**What this task involves:**
Each entry below is to be reproduced exactly, though any pictures it holds must be omitted.

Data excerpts
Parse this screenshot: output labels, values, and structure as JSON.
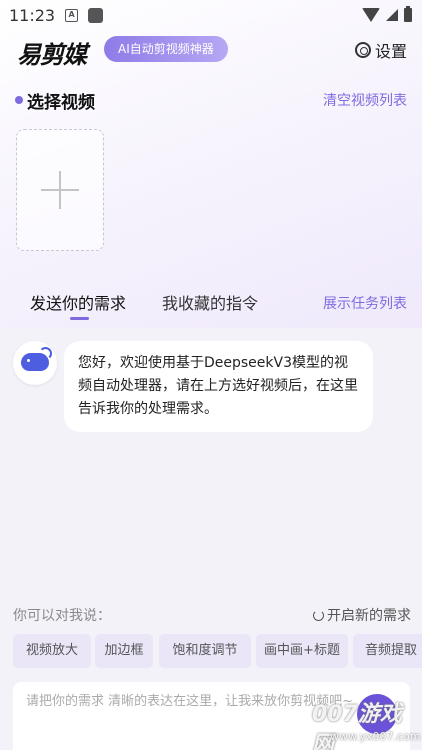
{
  "status_bar": {
    "time": "11:23",
    "notif_icon": "A"
  },
  "header": {
    "logo": "易剪媒",
    "badge": "AI自动剪视频神器",
    "settings_label": "设置"
  },
  "video_section": {
    "title": "选择视频",
    "clear_label": "清空视频列表"
  },
  "tabs": [
    {
      "label": "发送你的需求",
      "active": true
    },
    {
      "label": "我收藏的指令",
      "active": false
    }
  ],
  "show_tasks_label": "展示任务列表",
  "chat": {
    "messages": [
      {
        "from": "bot",
        "text": "您好，欢迎使用基于DeepseekV3模型的视频自动处理器，请在上方选好视频后，在这里告诉我你的处理需求。"
      }
    ]
  },
  "suggestions": {
    "hint": "你可以对我说：",
    "restart_label": "开启新的需求",
    "chips": [
      "视频放大",
      "加边框",
      "饱和度调节",
      "画中画+标题",
      "音频提取"
    ]
  },
  "input": {
    "placeholder": "请把你的需求 清晰的表达在这里，让我来放你剪视频吧~"
  },
  "watermark": {
    "main": "007游戏网",
    "sub": "www.yx007.com"
  },
  "colors": {
    "accent": "#7f6be0",
    "badge_gradient_start": "#8f7be8",
    "page_bg": "#f3f2f9",
    "chip_bg": "#eae6f8"
  }
}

**Response area:**
Parse this screenshot: output labels, values, and structure as JSON.
{
  "status_bar": {
    "time": "11:23",
    "notif_icon": "A"
  },
  "header": {
    "logo": "易剪媒",
    "badge": "AI自动剪视频神器",
    "settings_label": "设置"
  },
  "video_section": {
    "title": "选择视频",
    "clear_label": "清空视频列表"
  },
  "tabs": [
    {
      "label": "发送你的需求",
      "active": true
    },
    {
      "label": "我收藏的指令",
      "active": false
    }
  ],
  "show_tasks_label": "展示任务列表",
  "chat": {
    "messages": [
      {
        "from": "bot",
        "text": "您好，欢迎使用基于DeepseekV3模型的视频自动处理器，请在上方选好视频后，在这里告诉我你的处理需求。"
      }
    ]
  },
  "suggestions": {
    "hint": "你可以对我说：",
    "restart_label": "开启新的需求",
    "chips": [
      "视频放大",
      "加边框",
      "饱和度调节",
      "画中画+标题",
      "音频提取"
    ]
  },
  "input": {
    "placeholder": "请把你的需求 清晰的表达在这里，让我来放你剪视频吧~"
  },
  "watermark": {
    "main": "007游戏网",
    "sub": "www.yx007.com"
  },
  "colors": {
    "accent": "#7f6be0",
    "badge_gradient_start": "#8f7be8",
    "page_bg": "#f3f2f9",
    "chip_bg": "#eae6f8"
  }
}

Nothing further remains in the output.